**What you should do**
Type the entries out again exactly as they read, but leave every picture behind.

Top of Available data

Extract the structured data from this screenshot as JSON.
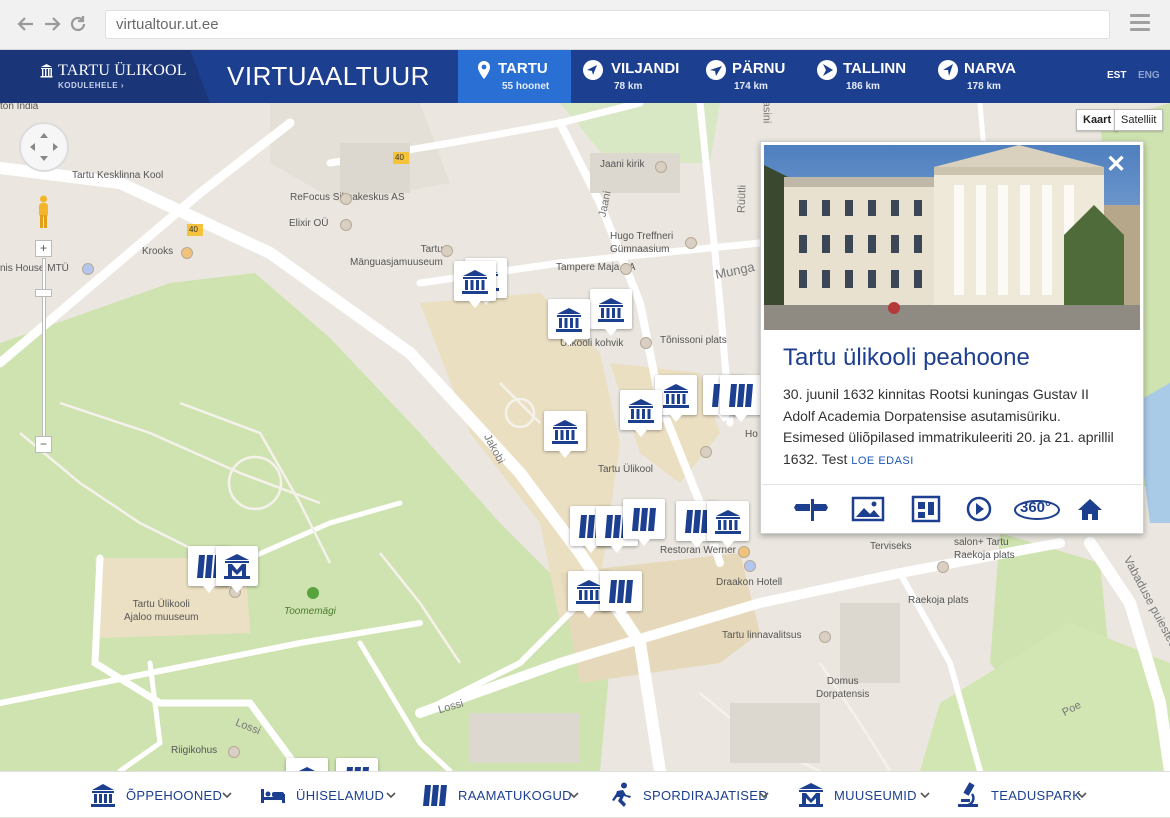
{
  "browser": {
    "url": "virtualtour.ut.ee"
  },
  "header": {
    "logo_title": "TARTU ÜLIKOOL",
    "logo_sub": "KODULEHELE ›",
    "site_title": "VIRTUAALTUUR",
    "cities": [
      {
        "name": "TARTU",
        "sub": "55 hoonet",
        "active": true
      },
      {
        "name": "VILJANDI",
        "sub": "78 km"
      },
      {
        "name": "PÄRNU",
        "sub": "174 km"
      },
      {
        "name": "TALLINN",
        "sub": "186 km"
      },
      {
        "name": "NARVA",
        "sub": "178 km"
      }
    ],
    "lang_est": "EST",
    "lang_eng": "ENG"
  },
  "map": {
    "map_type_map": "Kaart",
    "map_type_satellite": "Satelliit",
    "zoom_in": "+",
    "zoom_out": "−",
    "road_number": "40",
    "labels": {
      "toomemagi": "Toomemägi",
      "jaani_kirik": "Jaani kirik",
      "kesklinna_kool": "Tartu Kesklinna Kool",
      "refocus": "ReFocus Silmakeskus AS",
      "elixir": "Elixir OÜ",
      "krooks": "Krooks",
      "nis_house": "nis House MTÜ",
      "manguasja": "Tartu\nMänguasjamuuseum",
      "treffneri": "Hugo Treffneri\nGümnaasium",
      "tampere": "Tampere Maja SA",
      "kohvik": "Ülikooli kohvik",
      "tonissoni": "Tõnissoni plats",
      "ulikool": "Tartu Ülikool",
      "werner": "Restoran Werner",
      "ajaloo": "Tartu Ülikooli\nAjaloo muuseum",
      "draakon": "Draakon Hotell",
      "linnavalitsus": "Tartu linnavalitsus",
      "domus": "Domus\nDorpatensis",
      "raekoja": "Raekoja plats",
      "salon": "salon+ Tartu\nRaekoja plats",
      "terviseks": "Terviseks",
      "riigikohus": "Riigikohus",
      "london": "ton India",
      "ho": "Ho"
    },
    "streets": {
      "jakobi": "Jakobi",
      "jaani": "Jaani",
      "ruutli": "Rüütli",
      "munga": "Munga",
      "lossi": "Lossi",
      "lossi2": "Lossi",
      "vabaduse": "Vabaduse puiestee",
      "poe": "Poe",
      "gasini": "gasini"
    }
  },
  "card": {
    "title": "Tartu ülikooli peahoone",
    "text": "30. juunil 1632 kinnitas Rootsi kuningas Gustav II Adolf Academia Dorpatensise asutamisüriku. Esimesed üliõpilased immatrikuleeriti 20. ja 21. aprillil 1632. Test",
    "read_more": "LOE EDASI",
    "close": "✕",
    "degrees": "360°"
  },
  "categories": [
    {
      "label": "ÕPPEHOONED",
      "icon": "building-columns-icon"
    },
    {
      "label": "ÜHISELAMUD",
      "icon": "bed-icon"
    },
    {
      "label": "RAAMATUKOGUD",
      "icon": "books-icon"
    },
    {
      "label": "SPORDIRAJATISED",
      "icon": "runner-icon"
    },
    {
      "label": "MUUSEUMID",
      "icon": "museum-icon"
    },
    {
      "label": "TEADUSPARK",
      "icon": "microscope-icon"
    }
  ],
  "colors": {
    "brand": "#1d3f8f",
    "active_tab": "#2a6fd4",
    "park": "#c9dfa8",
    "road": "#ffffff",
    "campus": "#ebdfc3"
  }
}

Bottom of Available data

**The completed task**
Extract the structured data from this screenshot as JSON.
{
  "browser": {
    "url": "virtualtour.ut.ee"
  },
  "header": {
    "logo_title": "TARTU ÜLIKOOL",
    "logo_sub": "KODULEHELE ›",
    "site_title": "VIRTUAALTUUR",
    "cities": [
      {
        "name": "TARTU",
        "sub": "55 hoonet",
        "active": true
      },
      {
        "name": "VILJANDI",
        "sub": "78 km"
      },
      {
        "name": "PÄRNU",
        "sub": "174 km"
      },
      {
        "name": "TALLINN",
        "sub": "186 km"
      },
      {
        "name": "NARVA",
        "sub": "178 km"
      }
    ],
    "lang_est": "EST",
    "lang_eng": "ENG"
  },
  "map": {
    "map_type_map": "Kaart",
    "map_type_satellite": "Satelliit",
    "zoom_in": "+",
    "zoom_out": "−",
    "road_number": "40",
    "labels": {
      "toomemagi": "Toomemägi",
      "jaani_kirik": "Jaani kirik",
      "kesklinna_kool": "Tartu Kesklinna Kool",
      "refocus": "ReFocus Silmakeskus AS",
      "elixir": "Elixir OÜ",
      "krooks": "Krooks",
      "nis_house": "nis House MTÜ",
      "manguasja": "Tartu\nMänguasjamuuseum",
      "treffneri": "Hugo Treffneri\nGümnaasium",
      "tampere": "Tampere Maja SA",
      "kohvik": "Ülikooli kohvik",
      "tonissoni": "Tõnissoni plats",
      "ulikool": "Tartu Ülikool",
      "werner": "Restoran Werner",
      "ajaloo": "Tartu Ülikooli\nAjaloo muuseum",
      "draakon": "Draakon Hotell",
      "linnavalitsus": "Tartu linnavalitsus",
      "domus": "Domus\nDorpatensis",
      "raekoja": "Raekoja plats",
      "salon": "salon+ Tartu\nRaekoja plats",
      "terviseks": "Terviseks",
      "riigikohus": "Riigikohus",
      "london": "ton India",
      "ho": "Ho"
    },
    "streets": {
      "jakobi": "Jakobi",
      "jaani": "Jaani",
      "ruutli": "Rüütli",
      "munga": "Munga",
      "lossi": "Lossi",
      "lossi2": "Lossi",
      "vabaduse": "Vabaduse puiestee",
      "poe": "Poe",
      "gasini": "gasini"
    }
  },
  "card": {
    "title": "Tartu ülikooli peahoone",
    "text": "30. juunil 1632 kinnitas Rootsi kuningas Gustav II Adolf Academia Dorpatensise asutamisüriku. Esimesed üliõpilased immatrikuleeriti 20. ja 21. aprillil 1632. Test",
    "read_more": "LOE EDASI",
    "close": "✕",
    "degrees": "360°"
  },
  "categories": [
    {
      "label": "ÕPPEHOONED",
      "icon": "building-columns-icon"
    },
    {
      "label": "ÜHISELAMUD",
      "icon": "bed-icon"
    },
    {
      "label": "RAAMATUKOGUD",
      "icon": "books-icon"
    },
    {
      "label": "SPORDIRAJATISED",
      "icon": "runner-icon"
    },
    {
      "label": "MUUSEUMID",
      "icon": "museum-icon"
    },
    {
      "label": "TEADUSPARK",
      "icon": "microscope-icon"
    }
  ],
  "colors": {
    "brand": "#1d3f8f",
    "active_tab": "#2a6fd4",
    "park": "#c9dfa8",
    "road": "#ffffff",
    "campus": "#ebdfc3"
  }
}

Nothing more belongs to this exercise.